Moreover, the ordinance bans the hiring of relatives of village employees and sitting elected officials for any Grayslake municipal post.
Officials did not cite any problems as the reason for the ordinance.
"This ordinance will affirm the village's existing merit-based and transparent hiring practices," Mayor Rhett Taylor said. "By approving it, these existing practices become law."
Trustee Jeff Werfel said the ordinance was a good idea that should help to boost Grayslake taxpayers' confidence in village government.
"It's a way to ensure conflicts of interest or worse scenarios do not occur in Grayslake," Werfel said.
But a statewide government watchdog organization questioned whether Grayslake's local law goes too far.
David Morrison, deputy director of the Illinois Campaign for Political Reform, said Grayslake's requirement that an elected official be out of office for at least five years is much longer than usual for such laws. He said one or two years is more typical.
Morrison said Grayslake's ordinance potentially can keep the most qualified candidates from getting village jobs.
"Without some demonstration there's been a problem (in Grayslake), they might be cutting off their nose to spite their face," he said.
Taylor responded that five years away from office reduces the chance of cronyism leading to the hiring of a former elected official.
"I think one or two years is really pretty close," he said. "Five years, you have a lot of space between the former elected official and the hiring."
Questions have arisen at some suburban governments about nepotism or political connections in hiring.
Mary Garcia was Grayslake Elementary District 46's board president in November 2010 when her husband, Robert, was hired for an operations and maintenance job.
Records show Robert Garcia received the Grayslake Middle School job about two months after he was "replaced due to an extended rehabilitation leave" at a Libertyville hardware store. Mary Garcia recused herself from voting on her husband's hiring, but he was not identified by name when he gained board approval.

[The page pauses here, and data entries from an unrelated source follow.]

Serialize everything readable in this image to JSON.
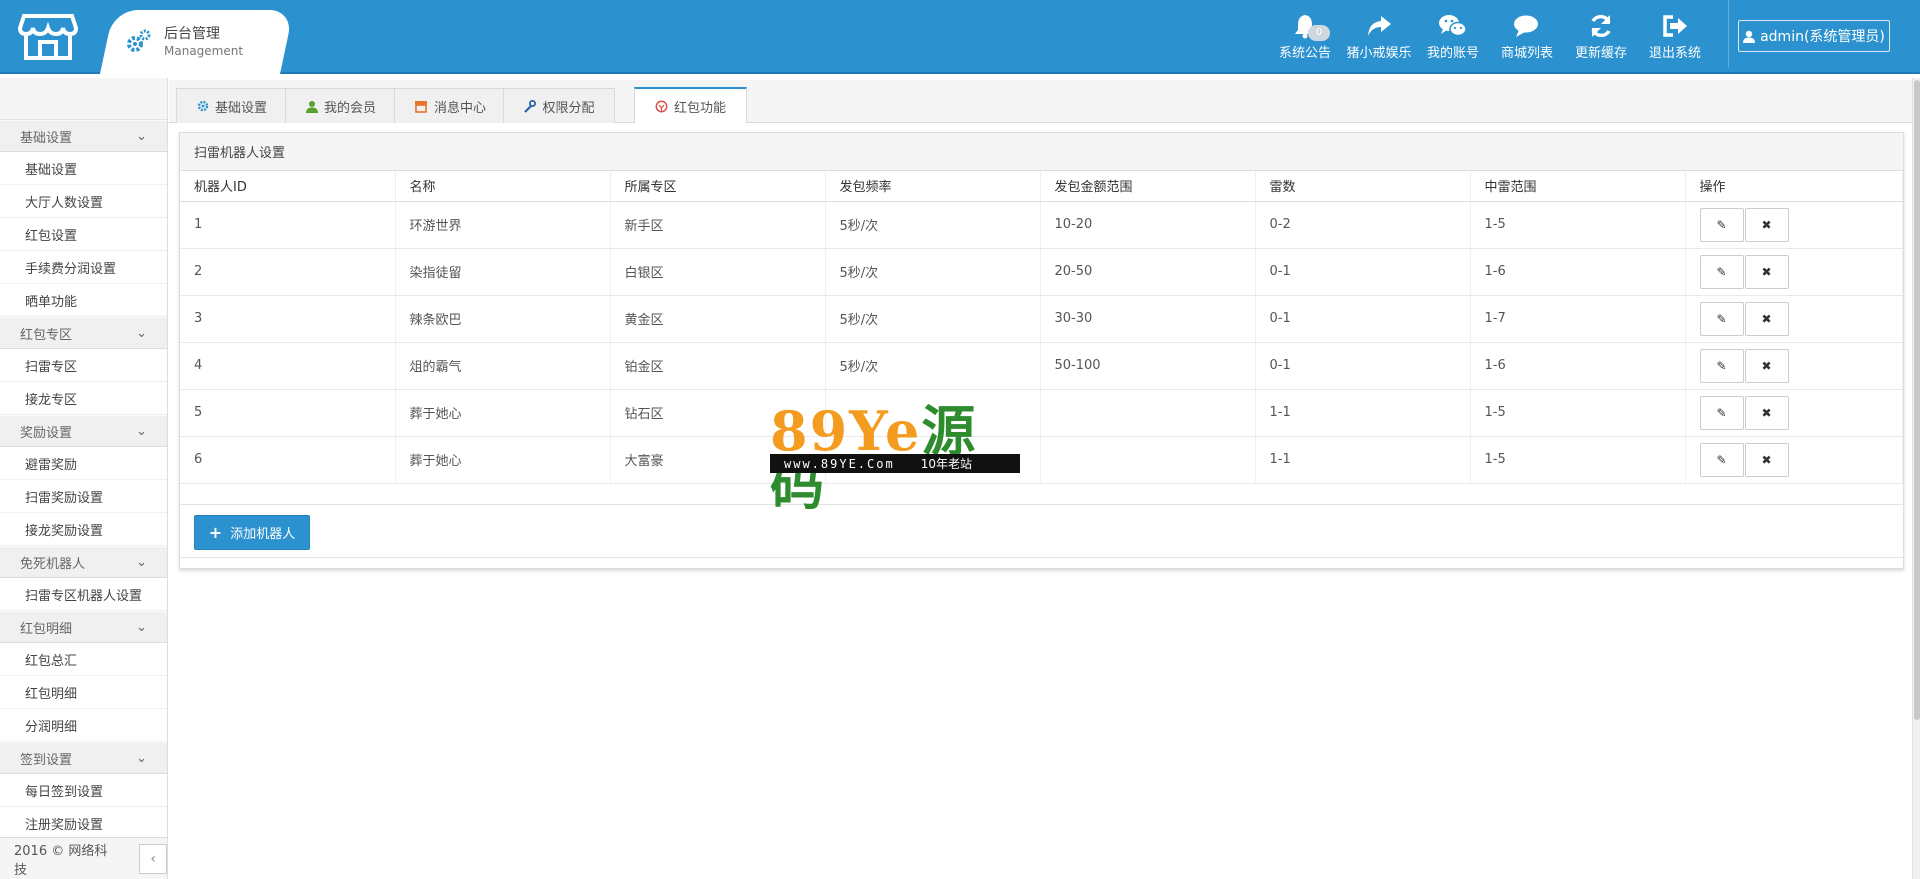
{
  "header": {
    "brand_title": "后台管理",
    "brand_sub": "Management",
    "notification_count": "0",
    "menu": [
      {
        "label": "系统公告",
        "icon": "bell-icon"
      },
      {
        "label": "猪小戒娱乐",
        "icon": "share-icon"
      },
      {
        "label": "我的账号",
        "icon": "wechat-icon"
      },
      {
        "label": "商城列表",
        "icon": "comments-icon"
      },
      {
        "label": "更新缓存",
        "icon": "refresh-icon"
      },
      {
        "label": "退出系统",
        "icon": "sign-out-icon"
      }
    ],
    "admin_label": "admin(系统管理员)"
  },
  "sidebar": {
    "groups": [
      {
        "label": "基础设置",
        "items": [
          "基础设置",
          "大厅人数设置",
          "红包设置",
          "手续费分润设置",
          "晒单功能"
        ]
      },
      {
        "label": "红包专区",
        "items": [
          "扫雷专区",
          "接龙专区"
        ]
      },
      {
        "label": "奖励设置",
        "items": [
          "避雷奖励",
          "扫雷奖励设置",
          "接龙奖励设置"
        ]
      },
      {
        "label": "免死机器人",
        "items": [
          "扫雷专区机器人设置"
        ]
      },
      {
        "label": "红包明细",
        "items": [
          "红包总汇",
          "红包明细",
          "分润明细"
        ]
      },
      {
        "label": "签到设置",
        "items": [
          "每日签到设置",
          "注册奖励设置"
        ]
      }
    ],
    "footer": "2016 © 网络科技",
    "collapse": "‹"
  },
  "tabs": [
    {
      "label": "基础设置",
      "icon": "gear-icon"
    },
    {
      "label": "我的会员",
      "icon": "user-icon"
    },
    {
      "label": "消息中心",
      "icon": "store-icon"
    },
    {
      "label": "权限分配",
      "icon": "wrench-icon"
    },
    {
      "label": "红包功能",
      "icon": "redpacket-icon"
    }
  ],
  "panel": {
    "title": "扫雷机器人设置",
    "columns": [
      "机器人ID",
      "名称",
      "所属专区",
      "发包频率",
      "发包金额范围",
      "雷数",
      "中雷范围",
      "操作"
    ],
    "rows": [
      [
        "1",
        "环游世界",
        "新手区",
        "5秒/次",
        "10-20",
        "0-2",
        "1-5"
      ],
      [
        "2",
        "染指徒留",
        "白银区",
        "5秒/次",
        "20-50",
        "0-1",
        "1-6"
      ],
      [
        "3",
        "辣条欧巴",
        "黄金区",
        "5秒/次",
        "30-30",
        "0-1",
        "1-7"
      ],
      [
        "4",
        "俎的霸气",
        "铂金区",
        "5秒/次",
        "50-100",
        "0-1",
        "1-6"
      ],
      [
        "5",
        "葬于她心",
        "钻石区",
        "",
        "",
        "1-1",
        "1-5"
      ],
      [
        "6",
        "葬于她心",
        "大富豪",
        "",
        "",
        "1-1",
        "1-5"
      ]
    ],
    "add_button": "添加机器人"
  },
  "watermark": {
    "big_a": "89Ye",
    "big_b": "源码",
    "url": "www.89YE.Com",
    "tag": "10年老站"
  },
  "colors": {
    "primary": "#2b92cf"
  }
}
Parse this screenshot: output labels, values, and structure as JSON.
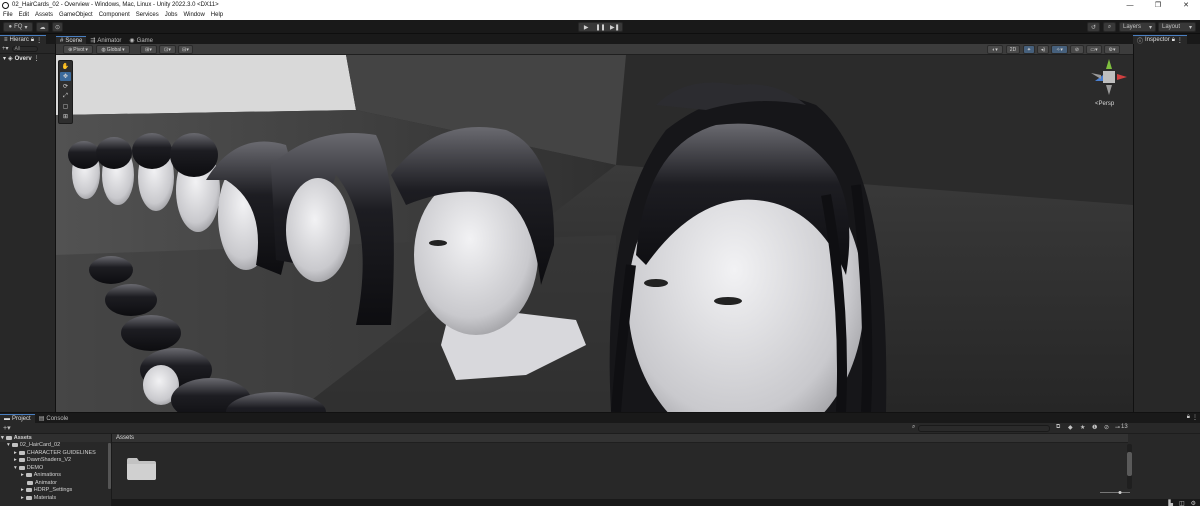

District 46 received criticism for hiring former board member Michael Linder as a paid facilities engineering consultant about two months after resigning his volunteer post in November 2010.
Werfel said the District 46 hirings arose in conversation as Grayslake village officials worked to create the new ordinance.
In Rosemont, there are 10 members of the Stephens family on the village's payroll. Altogether, 28 members of six families were responsible for 10 percent of Rosemont's $20 million in personnel costs in 2010, according to village documents.